Diaz doesn’t tiptoe around the nature of his chubby, nerdy protagonist: “Oscar,” he writes, “was a social introvert who trembled with fear during gym class.” It’s popular Junior who narrates the story, giving us the unusual perspective of an apparent extrovert observing minutely the life of an introvert. Though Oscar actually craves interpersonal intimacy -- specifically a girlfriend -- the general social scene holds only fear for him. Comfort means reading sci-fi or writing pages and pages of elaborate fantasy stories. Oscar Wao probes the painful dilemma of the shy introvert: He longs for deep relationships, but doesn’t have the ease with casual socializing that might lead to one (a problem only complicated by his conventionally unappealing looks and niche interests).
The sensitive, observant narrator of Proust’s classic novel shares his inner life and recollections with us so thoroughly that we seem to be inside his mind.

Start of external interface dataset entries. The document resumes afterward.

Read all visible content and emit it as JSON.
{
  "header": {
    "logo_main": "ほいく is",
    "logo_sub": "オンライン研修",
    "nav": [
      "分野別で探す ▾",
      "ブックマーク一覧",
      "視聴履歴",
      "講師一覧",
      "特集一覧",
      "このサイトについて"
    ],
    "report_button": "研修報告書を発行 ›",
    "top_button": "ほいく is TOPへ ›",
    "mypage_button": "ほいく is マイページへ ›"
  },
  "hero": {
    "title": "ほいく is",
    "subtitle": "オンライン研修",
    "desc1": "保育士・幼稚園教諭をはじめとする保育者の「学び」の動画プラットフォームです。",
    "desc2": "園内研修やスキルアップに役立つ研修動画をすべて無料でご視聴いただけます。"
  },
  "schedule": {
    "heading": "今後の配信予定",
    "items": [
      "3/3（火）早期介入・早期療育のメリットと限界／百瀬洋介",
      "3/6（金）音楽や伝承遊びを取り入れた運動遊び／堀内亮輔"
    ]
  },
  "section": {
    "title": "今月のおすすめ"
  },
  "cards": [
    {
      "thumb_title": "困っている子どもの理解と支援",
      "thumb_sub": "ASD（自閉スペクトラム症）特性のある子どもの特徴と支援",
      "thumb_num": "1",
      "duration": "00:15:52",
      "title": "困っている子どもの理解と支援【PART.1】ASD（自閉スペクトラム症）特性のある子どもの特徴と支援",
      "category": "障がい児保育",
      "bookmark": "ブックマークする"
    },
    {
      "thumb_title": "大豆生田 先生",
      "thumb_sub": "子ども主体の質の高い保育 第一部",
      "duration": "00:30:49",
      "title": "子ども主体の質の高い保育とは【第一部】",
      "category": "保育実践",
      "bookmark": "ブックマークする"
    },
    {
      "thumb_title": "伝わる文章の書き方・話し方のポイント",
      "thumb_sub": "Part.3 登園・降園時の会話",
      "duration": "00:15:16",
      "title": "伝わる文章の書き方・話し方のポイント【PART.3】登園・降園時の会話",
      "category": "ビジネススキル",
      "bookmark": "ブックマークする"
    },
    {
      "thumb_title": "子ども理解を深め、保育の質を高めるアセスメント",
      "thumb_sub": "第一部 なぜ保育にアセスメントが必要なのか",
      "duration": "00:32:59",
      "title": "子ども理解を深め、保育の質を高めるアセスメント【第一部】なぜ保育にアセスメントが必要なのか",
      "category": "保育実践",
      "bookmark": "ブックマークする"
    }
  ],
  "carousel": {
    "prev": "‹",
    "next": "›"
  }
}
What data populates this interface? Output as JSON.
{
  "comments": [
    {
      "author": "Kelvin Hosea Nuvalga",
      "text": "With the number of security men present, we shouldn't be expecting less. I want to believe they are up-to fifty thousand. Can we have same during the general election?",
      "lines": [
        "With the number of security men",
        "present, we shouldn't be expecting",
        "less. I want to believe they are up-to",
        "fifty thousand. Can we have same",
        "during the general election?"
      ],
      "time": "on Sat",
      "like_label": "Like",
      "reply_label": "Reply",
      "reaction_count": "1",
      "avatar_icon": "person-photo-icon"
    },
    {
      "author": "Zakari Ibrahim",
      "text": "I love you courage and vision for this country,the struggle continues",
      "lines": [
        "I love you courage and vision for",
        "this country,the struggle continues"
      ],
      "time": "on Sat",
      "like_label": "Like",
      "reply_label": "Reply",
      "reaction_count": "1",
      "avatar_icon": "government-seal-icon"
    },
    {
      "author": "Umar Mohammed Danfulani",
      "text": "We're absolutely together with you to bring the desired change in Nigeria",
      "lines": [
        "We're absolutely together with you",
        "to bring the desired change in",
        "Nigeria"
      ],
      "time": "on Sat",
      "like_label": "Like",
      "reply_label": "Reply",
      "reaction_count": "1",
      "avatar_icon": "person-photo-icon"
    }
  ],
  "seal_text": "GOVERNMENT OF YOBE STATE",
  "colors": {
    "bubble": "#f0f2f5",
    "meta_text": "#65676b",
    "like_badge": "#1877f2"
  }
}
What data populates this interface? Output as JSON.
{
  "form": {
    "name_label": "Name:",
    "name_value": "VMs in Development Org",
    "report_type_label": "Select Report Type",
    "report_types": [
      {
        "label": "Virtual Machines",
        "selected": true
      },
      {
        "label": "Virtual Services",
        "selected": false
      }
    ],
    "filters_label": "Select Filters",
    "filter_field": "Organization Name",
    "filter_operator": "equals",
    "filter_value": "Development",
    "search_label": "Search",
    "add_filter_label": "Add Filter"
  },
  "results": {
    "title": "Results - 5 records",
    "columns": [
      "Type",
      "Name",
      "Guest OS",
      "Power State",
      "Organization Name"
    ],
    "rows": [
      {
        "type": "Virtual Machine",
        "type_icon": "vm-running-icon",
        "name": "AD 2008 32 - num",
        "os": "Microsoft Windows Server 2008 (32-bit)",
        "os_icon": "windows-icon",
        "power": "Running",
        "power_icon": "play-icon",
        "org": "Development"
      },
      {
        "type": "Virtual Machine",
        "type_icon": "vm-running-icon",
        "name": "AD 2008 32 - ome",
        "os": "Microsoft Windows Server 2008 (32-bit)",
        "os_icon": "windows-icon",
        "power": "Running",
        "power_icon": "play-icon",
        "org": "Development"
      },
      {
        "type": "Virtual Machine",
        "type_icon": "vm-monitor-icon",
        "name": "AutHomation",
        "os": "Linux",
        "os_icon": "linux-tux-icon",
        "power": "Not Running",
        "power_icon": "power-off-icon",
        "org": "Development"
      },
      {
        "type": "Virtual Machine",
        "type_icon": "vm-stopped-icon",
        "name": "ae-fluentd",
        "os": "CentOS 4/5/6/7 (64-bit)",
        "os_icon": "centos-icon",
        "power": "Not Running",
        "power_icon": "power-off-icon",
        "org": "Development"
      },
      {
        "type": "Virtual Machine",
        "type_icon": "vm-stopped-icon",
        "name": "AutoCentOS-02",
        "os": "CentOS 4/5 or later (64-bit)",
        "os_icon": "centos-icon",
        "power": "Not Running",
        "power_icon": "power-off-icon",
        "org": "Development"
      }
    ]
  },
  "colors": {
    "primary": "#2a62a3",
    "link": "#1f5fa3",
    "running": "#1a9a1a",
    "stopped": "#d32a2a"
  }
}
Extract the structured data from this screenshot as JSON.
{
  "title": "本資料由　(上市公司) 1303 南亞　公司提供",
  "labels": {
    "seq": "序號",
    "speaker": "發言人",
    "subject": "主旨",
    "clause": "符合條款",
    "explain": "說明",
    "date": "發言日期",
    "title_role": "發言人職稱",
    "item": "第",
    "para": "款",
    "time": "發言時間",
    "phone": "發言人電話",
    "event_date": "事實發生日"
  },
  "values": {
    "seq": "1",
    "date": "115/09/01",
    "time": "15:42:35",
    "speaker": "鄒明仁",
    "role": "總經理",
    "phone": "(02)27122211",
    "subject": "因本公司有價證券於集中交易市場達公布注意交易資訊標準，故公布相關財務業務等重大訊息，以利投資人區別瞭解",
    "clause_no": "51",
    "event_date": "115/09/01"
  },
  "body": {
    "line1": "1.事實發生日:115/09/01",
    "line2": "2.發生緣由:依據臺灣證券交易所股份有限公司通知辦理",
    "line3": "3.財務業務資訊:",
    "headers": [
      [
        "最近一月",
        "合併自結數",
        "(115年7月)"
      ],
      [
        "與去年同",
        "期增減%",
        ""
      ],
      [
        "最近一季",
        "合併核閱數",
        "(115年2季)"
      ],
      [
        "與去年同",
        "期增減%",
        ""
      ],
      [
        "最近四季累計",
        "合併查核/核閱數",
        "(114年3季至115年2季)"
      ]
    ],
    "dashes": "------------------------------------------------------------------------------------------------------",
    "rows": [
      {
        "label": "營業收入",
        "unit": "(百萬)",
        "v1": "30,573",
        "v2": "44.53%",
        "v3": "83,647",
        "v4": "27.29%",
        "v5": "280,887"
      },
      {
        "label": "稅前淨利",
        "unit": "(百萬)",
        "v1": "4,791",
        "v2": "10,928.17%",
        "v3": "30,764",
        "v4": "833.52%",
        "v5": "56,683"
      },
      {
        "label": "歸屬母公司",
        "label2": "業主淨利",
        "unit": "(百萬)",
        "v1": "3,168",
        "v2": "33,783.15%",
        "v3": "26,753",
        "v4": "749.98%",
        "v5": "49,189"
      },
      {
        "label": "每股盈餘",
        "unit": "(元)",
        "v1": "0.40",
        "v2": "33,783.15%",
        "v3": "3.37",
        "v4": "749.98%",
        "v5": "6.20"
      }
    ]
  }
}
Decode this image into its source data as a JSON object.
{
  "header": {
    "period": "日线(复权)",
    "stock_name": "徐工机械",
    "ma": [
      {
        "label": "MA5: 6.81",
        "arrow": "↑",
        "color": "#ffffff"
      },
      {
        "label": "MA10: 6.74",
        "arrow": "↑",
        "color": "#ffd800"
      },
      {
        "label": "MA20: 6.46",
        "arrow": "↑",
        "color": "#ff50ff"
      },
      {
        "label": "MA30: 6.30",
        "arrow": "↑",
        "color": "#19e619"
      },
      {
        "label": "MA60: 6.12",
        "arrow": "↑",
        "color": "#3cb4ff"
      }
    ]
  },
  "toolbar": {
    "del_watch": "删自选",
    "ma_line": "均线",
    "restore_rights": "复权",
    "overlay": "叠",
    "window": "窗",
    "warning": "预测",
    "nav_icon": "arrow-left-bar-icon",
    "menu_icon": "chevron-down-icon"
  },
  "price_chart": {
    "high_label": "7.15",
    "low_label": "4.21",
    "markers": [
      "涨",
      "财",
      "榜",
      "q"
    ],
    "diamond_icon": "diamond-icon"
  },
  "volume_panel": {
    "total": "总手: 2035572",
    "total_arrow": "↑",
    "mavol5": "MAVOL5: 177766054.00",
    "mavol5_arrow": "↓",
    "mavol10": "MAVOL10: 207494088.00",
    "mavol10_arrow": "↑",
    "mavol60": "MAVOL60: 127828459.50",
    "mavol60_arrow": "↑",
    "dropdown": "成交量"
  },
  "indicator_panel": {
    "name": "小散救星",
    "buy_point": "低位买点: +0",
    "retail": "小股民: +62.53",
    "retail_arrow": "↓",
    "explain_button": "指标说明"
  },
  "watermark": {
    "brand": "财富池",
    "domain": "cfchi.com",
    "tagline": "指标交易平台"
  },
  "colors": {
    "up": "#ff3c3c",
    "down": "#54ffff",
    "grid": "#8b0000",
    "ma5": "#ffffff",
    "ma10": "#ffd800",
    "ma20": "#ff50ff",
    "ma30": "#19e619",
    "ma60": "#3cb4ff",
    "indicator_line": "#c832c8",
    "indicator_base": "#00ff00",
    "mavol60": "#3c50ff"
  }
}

He recalls with great fondness the simplest of pleasures -- even the taste of a madeleine in tea is so powerful to him that it can trigger waves of nostalgia -- suggesting that he is acutely affected by everything in his environment. His attachments are fervent, and he can’t even fall asleep happily as a child without a kiss goodnight from his mother. Meanwhile, the prose moves deliberately, carefully, showing a dedication to careful thought. Perhaps most importantly, you have to be eager to spend hours and hours alone with a book in order to finish this novel -- it’s a long one.
CORRECTION: A previous version of this post misstated the title of Susan Cain's book.